If material is recyclable, it means that it is theoretically able to be recycled. This does not necessarily mean the infrastructure is in place everywhere for current recycling of a product made out of that material. The recyclability of a product is based on the material(s) it is made from, and whether those materials are recyclable


The process of converting waste materials into new materials and objects.


To decrease in amount or size. In the plastic industry, “reducing” usually refers to the reduction of a product’s weight (Downgauging), the reduction of greenhouse gas emissions, or the reduction of the amount of waste


To use an object more than once (For example, refilling a soda bottle with water after drinking the soda is reuse of the bottle)

Reduce, Reuse, Recycle

Reduce, Reuse, Recycle

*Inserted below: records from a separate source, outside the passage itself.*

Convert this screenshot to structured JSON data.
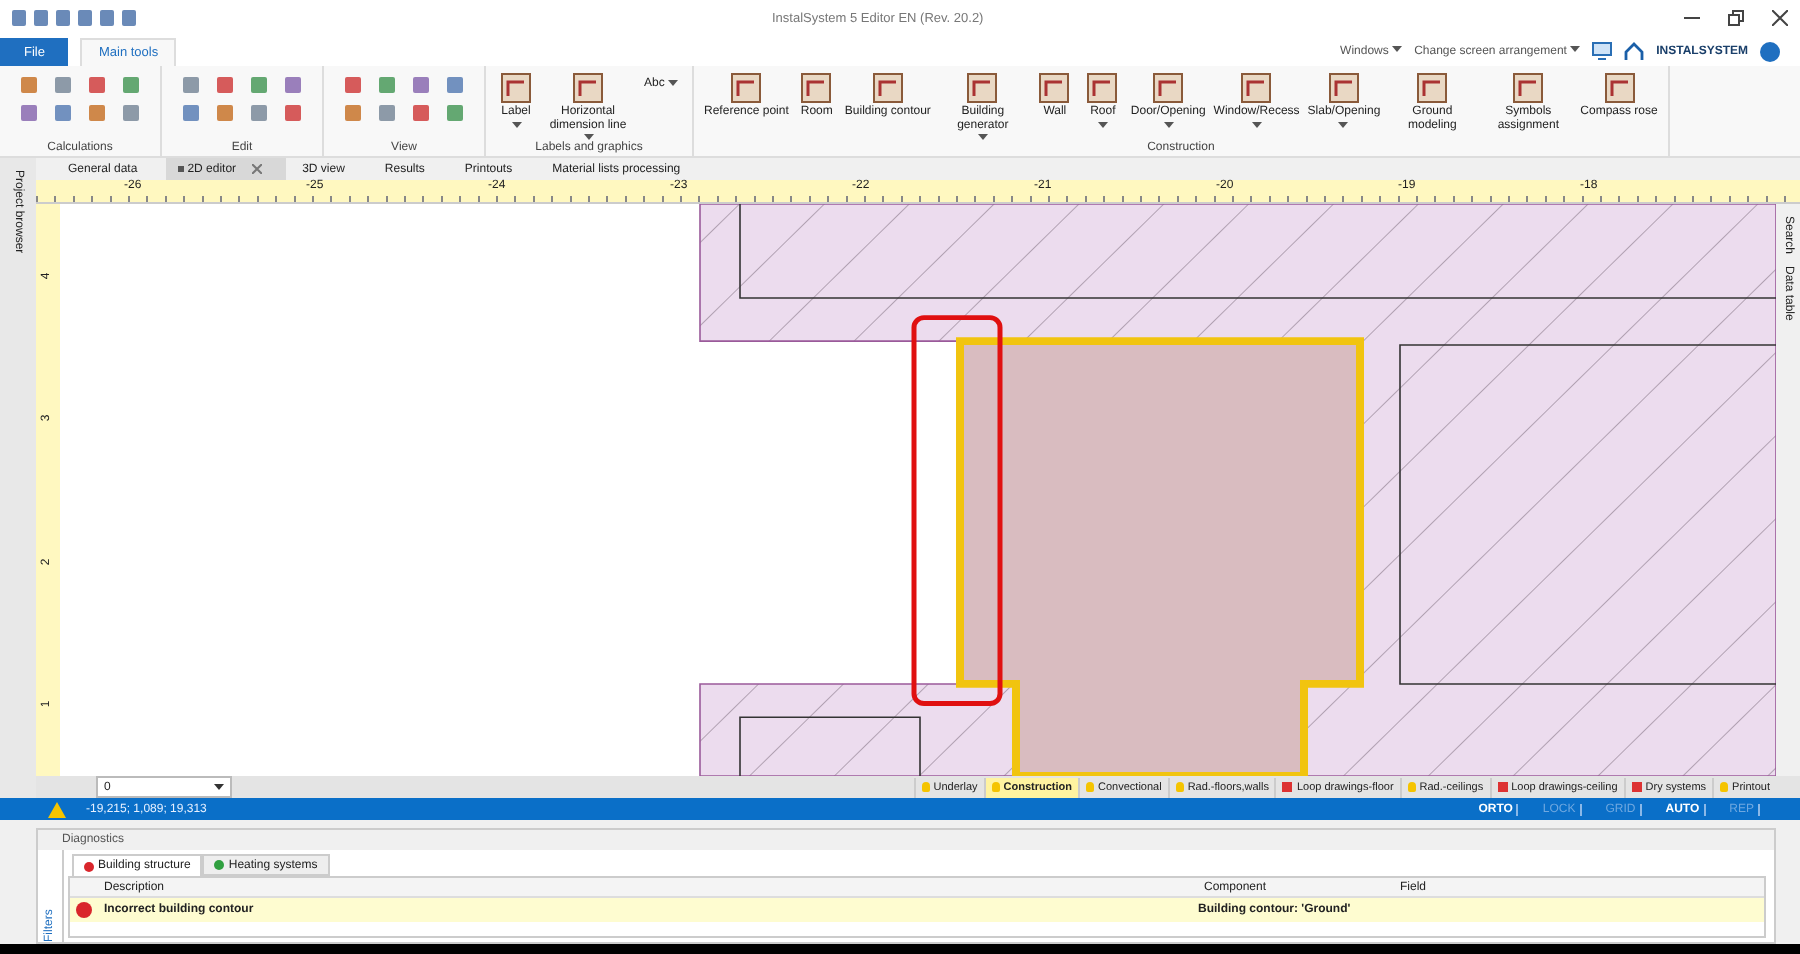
{
  "window": {
    "title": "InstalSystem 5 Editor EN (Rev. 20.2)"
  },
  "ribbon_tabs": [
    {
      "label": "File",
      "kind": "file",
      "selected": false
    },
    {
      "label": "Main tools",
      "kind": "tab",
      "selected": true
    }
  ],
  "ribbon_right": {
    "menus": [
      "Windows",
      "Change screen arrangement"
    ],
    "logo": "INSTALSYSTEM"
  },
  "ribbon_groups": [
    {
      "label": "Calculations",
      "kind": "icons"
    },
    {
      "label": "Edit",
      "kind": "icons"
    },
    {
      "label": "View",
      "kind": "icons"
    },
    {
      "label": "Labels and graphics",
      "kind": "buttons",
      "buttons": [
        {
          "label": "Label",
          "dropdown": true,
          "kind": "large"
        },
        {
          "label": "Horizontal dimension line",
          "dropdown": true,
          "kind": "large"
        },
        {
          "label": "Abc",
          "dropdown": true,
          "kind": "small"
        }
      ]
    },
    {
      "label": "Construction",
      "kind": "buttons",
      "buttons": [
        {
          "label": "Reference point",
          "dropdown": false,
          "kind": "large"
        },
        {
          "label": "Room",
          "dropdown": false,
          "kind": "large"
        },
        {
          "label": "Building contour",
          "dropdown": false,
          "kind": "large"
        },
        {
          "label": "Building generator",
          "dropdown": true,
          "kind": "large"
        },
        {
          "label": "Wall",
          "dropdown": false,
          "kind": "large"
        },
        {
          "label": "Roof",
          "dropdown": true,
          "kind": "large"
        },
        {
          "label": "Door/Opening",
          "dropdown": true,
          "kind": "large"
        },
        {
          "label": "Window/Recess",
          "dropdown": true,
          "kind": "large"
        },
        {
          "label": "Slab/Opening",
          "dropdown": true,
          "kind": "large"
        },
        {
          "label": "Ground modeling",
          "dropdown": false,
          "kind": "large"
        },
        {
          "label": "Symbols assignment",
          "dropdown": false,
          "kind": "large"
        },
        {
          "label": "Compass rose",
          "dropdown": false,
          "kind": "large"
        }
      ]
    }
  ],
  "side_panels": {
    "left": "Project browser",
    "right": [
      "Search",
      "Data table"
    ]
  },
  "document_tabs": [
    {
      "label": "General data",
      "selected": false,
      "modified": false
    },
    {
      "label": "2D editor",
      "selected": true,
      "modified": true
    },
    {
      "label": "3D view",
      "selected": false,
      "modified": false
    },
    {
      "label": "Results",
      "selected": false,
      "modified": false
    },
    {
      "label": "Printouts",
      "selected": false,
      "modified": false
    },
    {
      "label": "Material lists processing",
      "selected": false,
      "modified": false
    }
  ],
  "ruler": {
    "x_labels": [
      "-26",
      "-25",
      "-24",
      "-23",
      "-22",
      "-21",
      "-20",
      "-19",
      "-18"
    ],
    "y_labels": [
      "4",
      "3",
      "2",
      "1"
    ]
  },
  "layer": {
    "value": "0"
  },
  "layer_tabs": [
    {
      "label": "Underlay",
      "visible": true,
      "selected": false
    },
    {
      "label": "Construction",
      "visible": true,
      "selected": true
    },
    {
      "label": "Convectional",
      "visible": true,
      "selected": false
    },
    {
      "label": "Rad.-floors,walls",
      "visible": true,
      "selected": false
    },
    {
      "label": "Loop drawings-floor",
      "visible": false,
      "selected": false
    },
    {
      "label": "Rad.-ceilings",
      "visible": true,
      "selected": false
    },
    {
      "label": "Loop drawings-ceiling",
      "visible": false,
      "selected": false
    },
    {
      "label": "Dry systems",
      "visible": false,
      "selected": false
    },
    {
      "label": "Printout",
      "visible": true,
      "selected": false
    }
  ],
  "status_bar": {
    "coordinates": "-19,215; 1,089; 19,313",
    "modes": [
      {
        "label": "ORTO",
        "on": true
      },
      {
        "label": "LOCK",
        "on": false
      },
      {
        "label": "GRID",
        "on": false
      },
      {
        "label": "AUTO",
        "on": true
      },
      {
        "label": "REP",
        "on": false
      }
    ]
  },
  "diagnostics": {
    "title": "Diagnostics",
    "filters": "Filters",
    "tabs": [
      {
        "label": "Building structure",
        "selected": true,
        "kind": "error"
      },
      {
        "label": "Heating systems",
        "selected": false,
        "kind": "ok"
      }
    ],
    "columns": [
      "Description",
      "Component",
      "Field"
    ],
    "rows": [
      {
        "kind": "error",
        "description": "Incorrect building contour",
        "component": "Building contour: 'Ground'"
      }
    ]
  }
}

Also known as the three R’s, are essential components of environmentally friendly behavior. Reduce the amount of waste we generate. Reuse items instead of throwing them out. Recycle old products by using them in new ways.


There is no universally agreed definition of sustainability, particularly environmental sustainability. Sustainability stems from the concept of sustainable development; ‘development that meets the needs of the present without compromising the ability of future generations to meet their own needs’. Environmental sustainability has now come to mean that for a process to be sustainable, it must be able to perform its function while indefinitely protecting and/or enhancing the earth’s natural capital. Overall, sustainability implies that a healthy environment, economic prosperity, and social justice are pursued simultaneously for a quality-of-life for indefinite generations.

Virgin Plastic/Resins

The resin produced directly from the petrochemical feedstock (natural gas or crude oil), which has never been used or processed before. This is typically more durable on a molecular level than recycled plastic/resins

Waste Hierarchy

A set of priorities for the efficient use of resources. This runs from the most preferable, to avoid and reduce waste, through reuse, recycle, repurpose, recover, and treatment, to the least preferable which is complete disposal through incineration then even less preferable, landfill.


Avoiding products that create waste to avoid contributing to landfills, incinerators, and waste discarded in nature. Minimal waste is a more realistic term, as it’s impossible to create zero waste.

Color Scents trash bags are a product of Berry Global, a manufacturer and marketer of plastic packaging products. Berry is a leader in plastic recycling, sustainability, and community engagement partnerships. Berry cares about Mother Earth and is continually growing and learning in our sustainability efforts. Our list of terms is not inclusive and will grow over time. If there is a sustainability term missing from our list, please let us know so we can grow and learn together.